→ What to do: Which lines below contain the word "chevron"? Copy each one.
(Exercise data begins)
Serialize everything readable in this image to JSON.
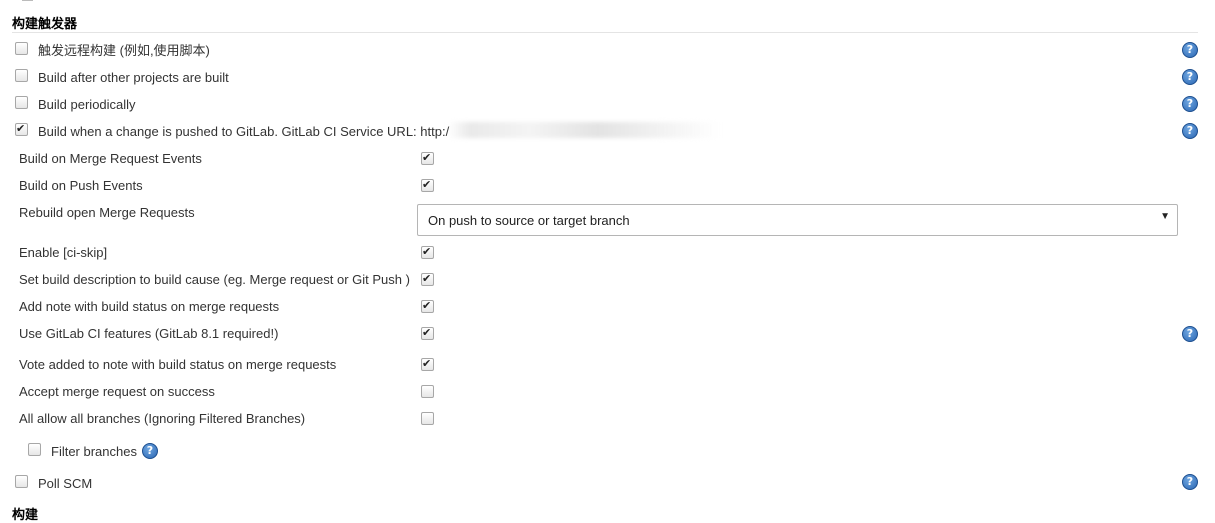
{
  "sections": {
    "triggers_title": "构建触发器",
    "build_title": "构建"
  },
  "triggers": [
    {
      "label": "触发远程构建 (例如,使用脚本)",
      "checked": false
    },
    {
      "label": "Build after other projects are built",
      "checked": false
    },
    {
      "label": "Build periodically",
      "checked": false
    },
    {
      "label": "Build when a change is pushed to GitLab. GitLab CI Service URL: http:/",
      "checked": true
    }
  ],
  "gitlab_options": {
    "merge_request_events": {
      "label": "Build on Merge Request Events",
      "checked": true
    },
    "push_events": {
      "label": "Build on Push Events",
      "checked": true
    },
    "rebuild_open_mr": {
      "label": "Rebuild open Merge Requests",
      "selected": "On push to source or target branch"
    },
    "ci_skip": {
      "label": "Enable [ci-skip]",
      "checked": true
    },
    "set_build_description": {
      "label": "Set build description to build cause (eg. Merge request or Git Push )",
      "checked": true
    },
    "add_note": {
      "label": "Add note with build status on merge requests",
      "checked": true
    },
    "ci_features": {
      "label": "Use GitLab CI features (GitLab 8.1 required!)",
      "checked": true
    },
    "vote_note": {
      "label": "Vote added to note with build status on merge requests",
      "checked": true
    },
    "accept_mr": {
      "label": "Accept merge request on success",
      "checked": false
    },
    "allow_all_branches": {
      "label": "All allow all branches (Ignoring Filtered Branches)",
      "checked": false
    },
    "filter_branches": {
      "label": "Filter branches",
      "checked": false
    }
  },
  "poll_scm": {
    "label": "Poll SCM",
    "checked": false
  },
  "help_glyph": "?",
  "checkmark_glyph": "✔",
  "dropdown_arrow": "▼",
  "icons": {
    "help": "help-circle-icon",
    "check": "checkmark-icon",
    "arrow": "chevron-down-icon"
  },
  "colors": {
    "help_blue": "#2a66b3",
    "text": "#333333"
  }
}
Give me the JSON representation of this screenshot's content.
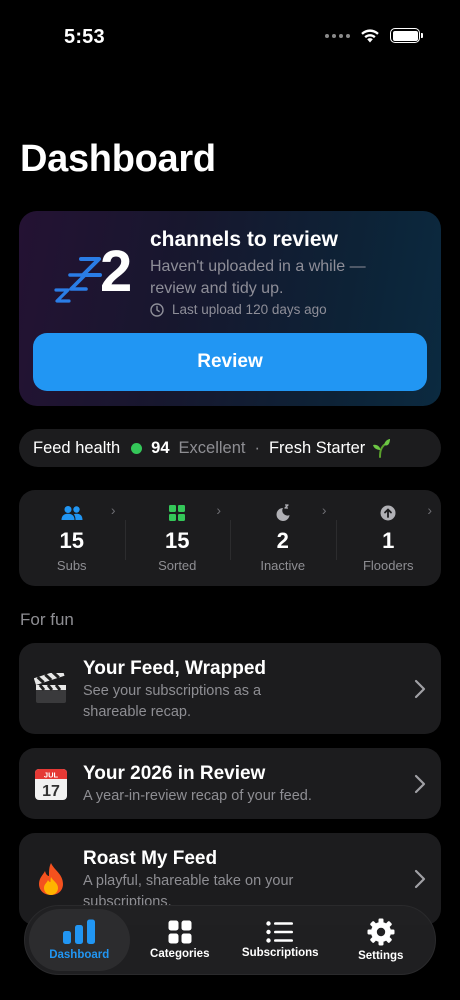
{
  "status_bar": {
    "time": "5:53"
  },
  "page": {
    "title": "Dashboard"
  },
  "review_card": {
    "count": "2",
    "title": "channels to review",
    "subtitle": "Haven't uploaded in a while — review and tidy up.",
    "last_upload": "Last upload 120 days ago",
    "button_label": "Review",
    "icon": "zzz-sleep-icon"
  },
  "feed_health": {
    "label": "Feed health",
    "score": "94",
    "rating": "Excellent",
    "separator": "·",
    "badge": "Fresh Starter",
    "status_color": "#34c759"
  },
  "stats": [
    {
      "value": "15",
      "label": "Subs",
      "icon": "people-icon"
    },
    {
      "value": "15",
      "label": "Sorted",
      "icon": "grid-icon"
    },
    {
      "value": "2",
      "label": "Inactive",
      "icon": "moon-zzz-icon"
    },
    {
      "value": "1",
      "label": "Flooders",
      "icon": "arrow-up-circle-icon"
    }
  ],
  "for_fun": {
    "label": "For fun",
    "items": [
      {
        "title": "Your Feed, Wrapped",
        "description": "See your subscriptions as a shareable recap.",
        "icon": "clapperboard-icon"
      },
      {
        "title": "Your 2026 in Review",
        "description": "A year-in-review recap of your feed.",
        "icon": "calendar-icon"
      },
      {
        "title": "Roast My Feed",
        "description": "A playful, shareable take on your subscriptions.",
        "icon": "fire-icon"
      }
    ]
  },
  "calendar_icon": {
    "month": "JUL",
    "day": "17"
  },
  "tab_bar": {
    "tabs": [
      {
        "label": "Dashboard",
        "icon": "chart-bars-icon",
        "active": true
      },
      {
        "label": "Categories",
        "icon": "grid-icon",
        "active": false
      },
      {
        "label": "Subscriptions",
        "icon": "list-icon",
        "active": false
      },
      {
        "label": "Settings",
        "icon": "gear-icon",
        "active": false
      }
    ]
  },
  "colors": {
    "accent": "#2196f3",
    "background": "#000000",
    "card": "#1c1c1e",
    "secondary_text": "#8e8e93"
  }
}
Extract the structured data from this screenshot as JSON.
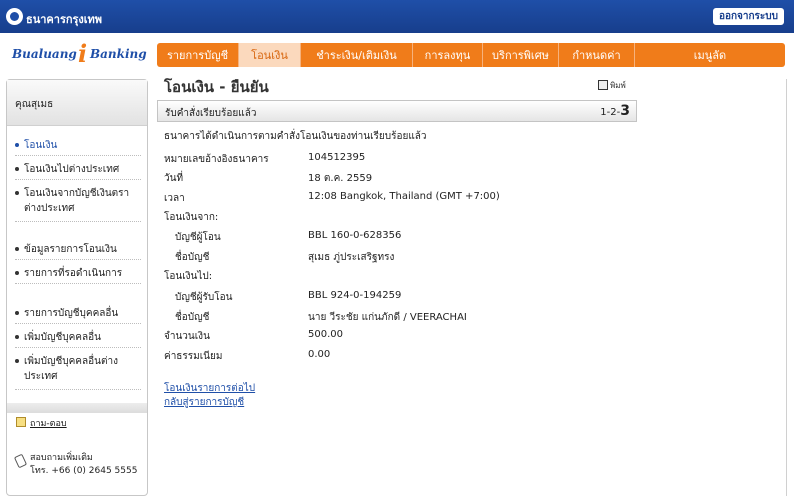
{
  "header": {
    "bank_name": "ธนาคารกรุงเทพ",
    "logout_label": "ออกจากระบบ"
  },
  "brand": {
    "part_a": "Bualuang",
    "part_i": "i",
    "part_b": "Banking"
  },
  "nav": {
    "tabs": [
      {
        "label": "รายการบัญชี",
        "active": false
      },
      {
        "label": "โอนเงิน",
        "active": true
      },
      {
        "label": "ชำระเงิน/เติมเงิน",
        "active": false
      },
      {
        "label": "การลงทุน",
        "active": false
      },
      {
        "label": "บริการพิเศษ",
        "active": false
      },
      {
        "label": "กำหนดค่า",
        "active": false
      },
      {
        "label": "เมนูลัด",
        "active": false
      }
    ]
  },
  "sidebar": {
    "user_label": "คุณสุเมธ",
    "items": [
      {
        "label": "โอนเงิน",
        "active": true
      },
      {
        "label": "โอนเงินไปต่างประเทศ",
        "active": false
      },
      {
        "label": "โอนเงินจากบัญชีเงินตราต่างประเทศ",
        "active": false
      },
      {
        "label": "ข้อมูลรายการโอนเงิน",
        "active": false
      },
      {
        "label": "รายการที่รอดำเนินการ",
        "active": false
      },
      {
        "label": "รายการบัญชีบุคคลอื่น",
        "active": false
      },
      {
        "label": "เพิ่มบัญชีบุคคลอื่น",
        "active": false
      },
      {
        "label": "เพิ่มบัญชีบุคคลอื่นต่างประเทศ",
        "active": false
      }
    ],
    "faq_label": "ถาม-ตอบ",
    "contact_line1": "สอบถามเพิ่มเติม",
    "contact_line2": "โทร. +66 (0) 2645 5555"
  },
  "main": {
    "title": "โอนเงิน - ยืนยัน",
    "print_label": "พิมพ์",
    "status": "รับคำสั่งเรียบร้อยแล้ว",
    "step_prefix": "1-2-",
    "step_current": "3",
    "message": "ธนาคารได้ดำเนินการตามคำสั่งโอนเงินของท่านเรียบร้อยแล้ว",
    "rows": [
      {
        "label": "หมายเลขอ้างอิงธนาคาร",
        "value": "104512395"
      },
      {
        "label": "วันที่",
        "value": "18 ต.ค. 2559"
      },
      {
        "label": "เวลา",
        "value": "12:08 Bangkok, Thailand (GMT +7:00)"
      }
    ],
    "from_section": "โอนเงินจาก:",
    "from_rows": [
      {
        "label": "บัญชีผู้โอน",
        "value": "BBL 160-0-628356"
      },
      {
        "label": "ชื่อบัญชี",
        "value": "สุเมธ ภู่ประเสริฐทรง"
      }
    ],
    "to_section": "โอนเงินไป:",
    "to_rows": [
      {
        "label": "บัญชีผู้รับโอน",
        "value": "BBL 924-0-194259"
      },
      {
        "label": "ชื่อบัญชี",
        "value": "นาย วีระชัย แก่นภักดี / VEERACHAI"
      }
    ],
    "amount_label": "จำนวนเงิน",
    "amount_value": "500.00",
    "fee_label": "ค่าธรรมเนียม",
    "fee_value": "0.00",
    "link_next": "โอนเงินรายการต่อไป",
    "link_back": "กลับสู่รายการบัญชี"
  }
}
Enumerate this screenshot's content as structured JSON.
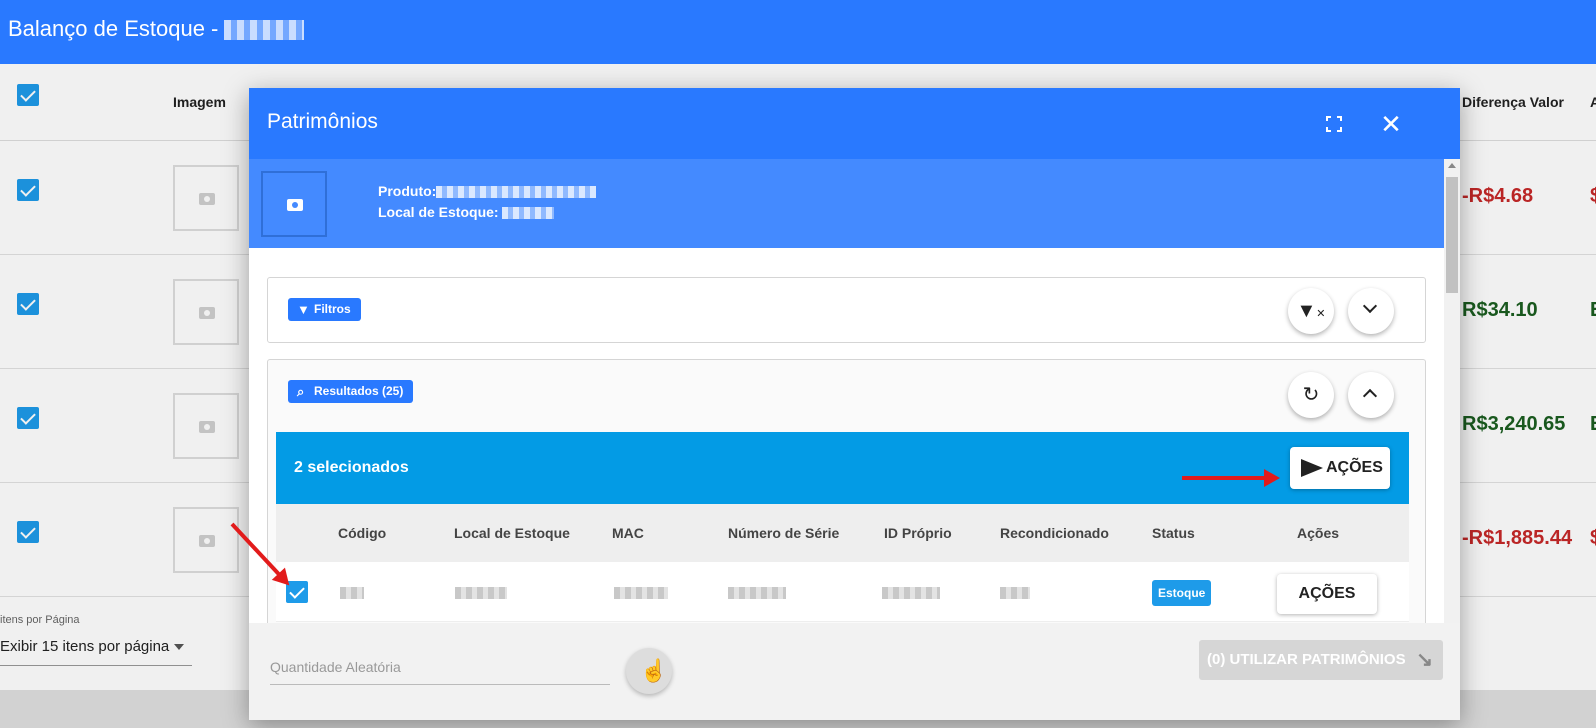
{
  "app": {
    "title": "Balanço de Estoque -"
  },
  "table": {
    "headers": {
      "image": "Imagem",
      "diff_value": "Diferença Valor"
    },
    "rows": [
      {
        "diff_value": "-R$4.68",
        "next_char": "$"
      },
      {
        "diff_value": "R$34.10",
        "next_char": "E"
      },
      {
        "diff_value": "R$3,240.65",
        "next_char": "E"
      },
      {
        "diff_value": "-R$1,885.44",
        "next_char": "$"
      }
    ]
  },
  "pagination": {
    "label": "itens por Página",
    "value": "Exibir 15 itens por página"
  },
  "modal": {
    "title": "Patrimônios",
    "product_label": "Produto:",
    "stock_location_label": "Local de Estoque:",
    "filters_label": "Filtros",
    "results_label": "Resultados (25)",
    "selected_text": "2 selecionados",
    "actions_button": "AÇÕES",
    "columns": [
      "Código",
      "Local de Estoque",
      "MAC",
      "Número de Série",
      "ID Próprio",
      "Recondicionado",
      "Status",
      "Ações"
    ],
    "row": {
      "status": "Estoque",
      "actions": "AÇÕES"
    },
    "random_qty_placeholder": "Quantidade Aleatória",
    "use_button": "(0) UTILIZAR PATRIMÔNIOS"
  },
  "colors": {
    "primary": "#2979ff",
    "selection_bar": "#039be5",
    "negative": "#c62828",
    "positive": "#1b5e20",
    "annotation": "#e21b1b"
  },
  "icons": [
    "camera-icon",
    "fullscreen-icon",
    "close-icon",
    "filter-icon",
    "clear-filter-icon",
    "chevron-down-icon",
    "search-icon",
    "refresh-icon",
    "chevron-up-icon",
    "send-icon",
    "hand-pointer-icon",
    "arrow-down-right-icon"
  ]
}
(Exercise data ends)
→ Exercise response:
    "arrow": "chevron-down-icon"
    "chevron-down-icon",
    "chevron-up-icon",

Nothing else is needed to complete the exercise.